Material to process>

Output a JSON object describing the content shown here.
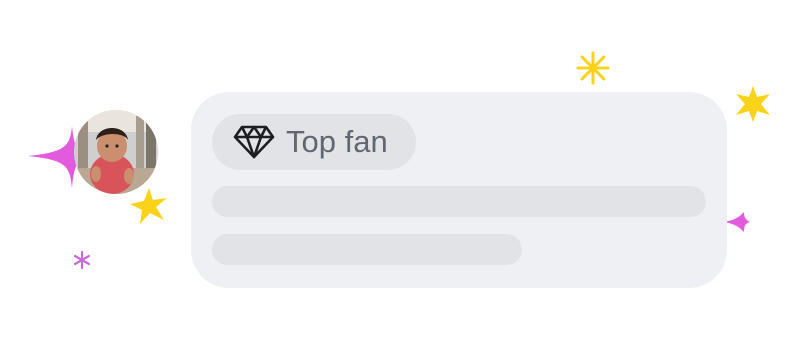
{
  "comment_preview": {
    "author": {
      "avatar_icon": "profile-photo-avatar"
    },
    "badge": {
      "icon": "diamond-icon",
      "label": "Top fan"
    },
    "text_placeholder_lines": 2
  },
  "decorations": {
    "sparkle_colors": {
      "pink": "#e25bdc",
      "yellow": "#fbd21a"
    }
  },
  "colors": {
    "card_background": "#eff0f4",
    "placeholder": "#e2e3e7",
    "badge_text": "#616770"
  }
}
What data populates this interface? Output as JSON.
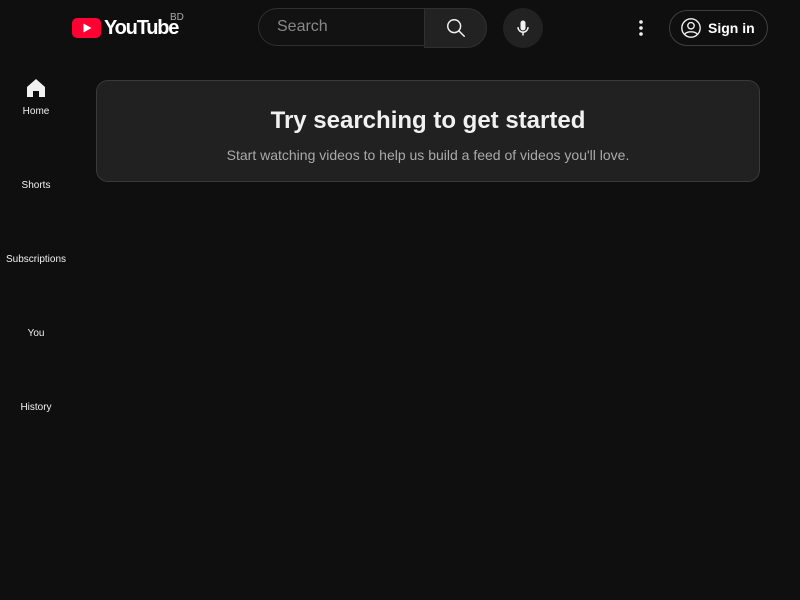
{
  "header": {
    "logo_text": "YouTube",
    "country_code": "BD",
    "search_placeholder": "Search",
    "search_value": "",
    "signin_label": "Sign in"
  },
  "guide": {
    "items": [
      {
        "label": "Home",
        "icon": "home-icon"
      },
      {
        "label": "Shorts",
        "icon": "shorts-icon"
      },
      {
        "label": "Subscriptions",
        "icon": "subscriptions-icon"
      },
      {
        "label": "You",
        "icon": "you-icon"
      },
      {
        "label": "History",
        "icon": "history-icon"
      }
    ]
  },
  "main": {
    "promo_title": "Try searching to get started",
    "promo_body": "Start watching videos to help us build a feed of videos you'll love."
  },
  "colors": {
    "background": "#0f0f0f",
    "brand_red": "#ff0033",
    "signin_accent": "#3ea6ff"
  }
}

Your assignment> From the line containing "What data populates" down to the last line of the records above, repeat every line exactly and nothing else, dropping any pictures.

Task output>
What data populates this interface? Output as JSON.
{
  "header": {
    "logo_text": "YouTube",
    "country_code": "BD",
    "search_placeholder": "Search",
    "search_value": "",
    "signin_label": "Sign in"
  },
  "guide": {
    "items": [
      {
        "label": "Home",
        "icon": "home-icon"
      },
      {
        "label": "Shorts",
        "icon": "shorts-icon"
      },
      {
        "label": "Subscriptions",
        "icon": "subscriptions-icon"
      },
      {
        "label": "You",
        "icon": "you-icon"
      },
      {
        "label": "History",
        "icon": "history-icon"
      }
    ]
  },
  "main": {
    "promo_title": "Try searching to get started",
    "promo_body": "Start watching videos to help us build a feed of videos you'll love."
  },
  "colors": {
    "background": "#0f0f0f",
    "brand_red": "#ff0033",
    "signin_accent": "#3ea6ff"
  }
}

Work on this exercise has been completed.